“Then we can review the accident, we can check impact data, we can check chassis damage, we can check PU damage and then altogether we can discuss about the parts change request from PU manufacturers.

“Considering the current economic situation, also the sustainability of this sport, I think we have room to consider that type of thing. Anyway, we respect the regulation very much.”

Red Bull team principal Christian Horner said his side is waiting to find out how the rest of the 2021 F1 calendar will look before deciding where his drivers will take a fourth power unit and subsequent grid drop.

F1 still hopes to stage 12 races before the end of the year to meet its original 23-round target but there are doubts over the viability of races in Turkey, Mexico and Brazil following a number of revisions to the schedule already.

“Of course we will have to take penalties later in the year,” Horner told Sky Sports F1. “It’s a question of strategically when do we take those. I think we’ll wait to see exactly what the calendar evolution looks like as well.

“You’ve got to pick your moments strategically to do that, do you do it early, or do you do it a bit later, or pick a time where you maybe have a bad session and that’s the time to effect the change.”

Spa has traditionally been used as a venue to take tactical engine penalties in the past, though an uncertain weather picture for the rest of the Belgian GP weekend is creating an additional headache.

“It’s an open circuit, you can overtake here, but at the same time, if you qualify well, do you want to be in the mist and spray?” Horner said.

“We saw the danger of being in a damp race at the last weekend. So, it’s something we’re constantly evaluating and constantly looking at.

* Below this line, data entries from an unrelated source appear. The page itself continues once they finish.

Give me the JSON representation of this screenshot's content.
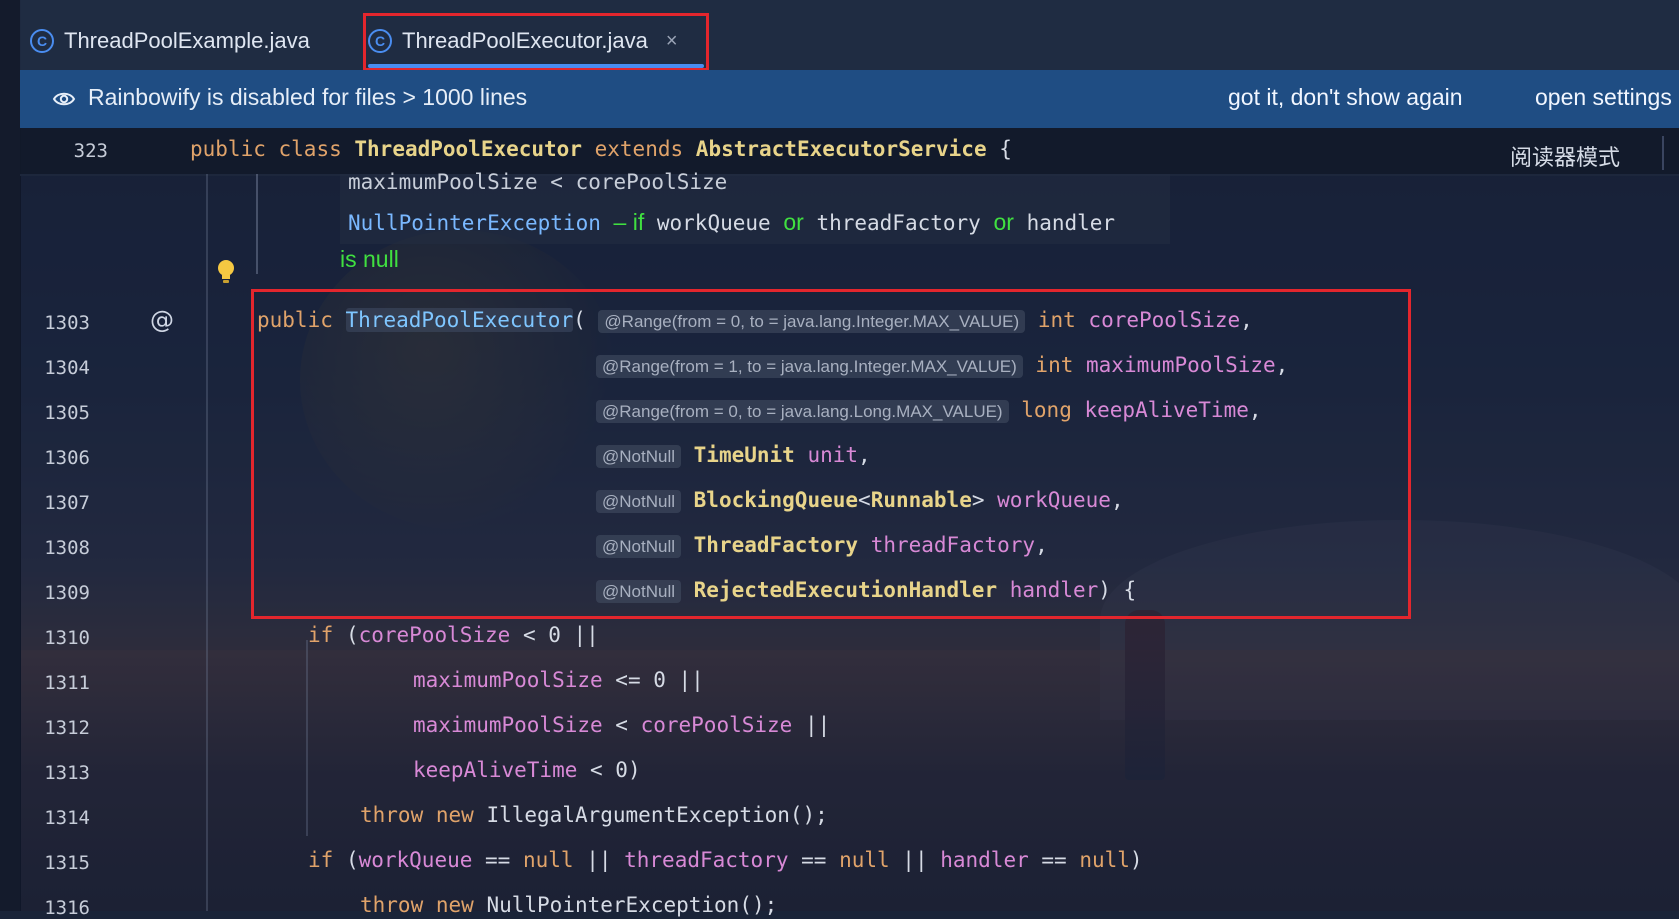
{
  "tabs": [
    {
      "label": "ThreadPoolExample.java",
      "icon": "java-class-icon",
      "active": false
    },
    {
      "label": "ThreadPoolExecutor.java",
      "icon": "java-class-icon",
      "active": true,
      "close": "×"
    }
  ],
  "banner": {
    "message": "Rainbowify is disabled for files > 1000 lines",
    "got_it": "got it, don't show again",
    "open_settings": "open settings"
  },
  "reader_mode": "阅读器模式",
  "sticky": {
    "line": "323",
    "kw_public": "public",
    "kw_class": "class",
    "class_name": "ThreadPoolExecutor",
    "kw_extends": "extends",
    "super_name": "AbstractExecutorService",
    "brace": "{"
  },
  "doc": {
    "line1": "maximumPoolSize < corePoolSize",
    "exception": "NullPointerException",
    "dash_if": "– if",
    "workQueue": "workQueue",
    "or1": "or",
    "threadFactory": "threadFactory",
    "or2": "or",
    "handler": "handler",
    "is_null": "is null"
  },
  "lines": {
    "1303": {
      "num": "1303",
      "kw": "public",
      "fn": "ThreadPoolExecutor",
      "paren": "(",
      "hint": "@Range(from = 0, to = java.lang.Integer.MAX_VALUE)",
      "type": "int",
      "var": "corePoolSize",
      "comma": ","
    },
    "1304": {
      "num": "1304",
      "hint": "@Range(from = 1, to = java.lang.Integer.MAX_VALUE)",
      "type": "int",
      "var": "maximumPoolSize",
      "comma": ","
    },
    "1305": {
      "num": "1305",
      "hint": "@Range(from = 0, to = java.lang.Long.MAX_VALUE)",
      "type": "long",
      "var": "keepAliveTime",
      "comma": ","
    },
    "1306": {
      "num": "1306",
      "hint": "@NotNull",
      "type": "TimeUnit",
      "var": "unit",
      "comma": ","
    },
    "1307": {
      "num": "1307",
      "hint": "@NotNull",
      "type": "BlockingQueue",
      "lt": "<",
      "generic": "Runnable",
      "gt": ">",
      "var": "workQueue",
      "comma": ","
    },
    "1308": {
      "num": "1308",
      "hint": "@NotNull",
      "type": "ThreadFactory",
      "var": "threadFactory",
      "comma": ","
    },
    "1309": {
      "num": "1309",
      "hint": "@NotNull",
      "type": "RejectedExecutionHandler",
      "var": "handler",
      "end": ") {"
    },
    "1310": {
      "num": "1310",
      "kw": "if",
      "open": " (",
      "var": "corePoolSize",
      "rest": " < 0 ||"
    },
    "1311": {
      "num": "1311",
      "var": "maximumPoolSize",
      "rest": " <= 0 ||"
    },
    "1312": {
      "num": "1312",
      "var": "maximumPoolSize",
      "mid": " < ",
      "var2": "corePoolSize",
      "rest": " ||"
    },
    "1313": {
      "num": "1313",
      "var": "keepAliveTime",
      "rest": " < 0)"
    },
    "1314": {
      "num": "1314",
      "kw1": "throw",
      "kw2": "new",
      "rest": " IllegalArgumentException();"
    },
    "1315": {
      "num": "1315",
      "kw": "if",
      "open": " (",
      "v1": "workQueue",
      "eq1": " == ",
      "n1": "null",
      "or1": " || ",
      "v2": "threadFactory",
      "eq2": " == ",
      "n2": "null",
      "or2": " || ",
      "v3": "handler",
      "eq3": " == ",
      "n3": "null",
      "close": ")"
    },
    "1316": {
      "num": "1316",
      "kw1": "throw",
      "kw2": "new",
      "rest": " NullPointerException();"
    }
  },
  "colors": {
    "accent": "#4a8df0",
    "highlight_frame": "#e3262d",
    "banner": "#1f4d83",
    "hint_green": "#40e040"
  }
}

“I think so long as you’re flexible with it, the right opportunity will present itself.”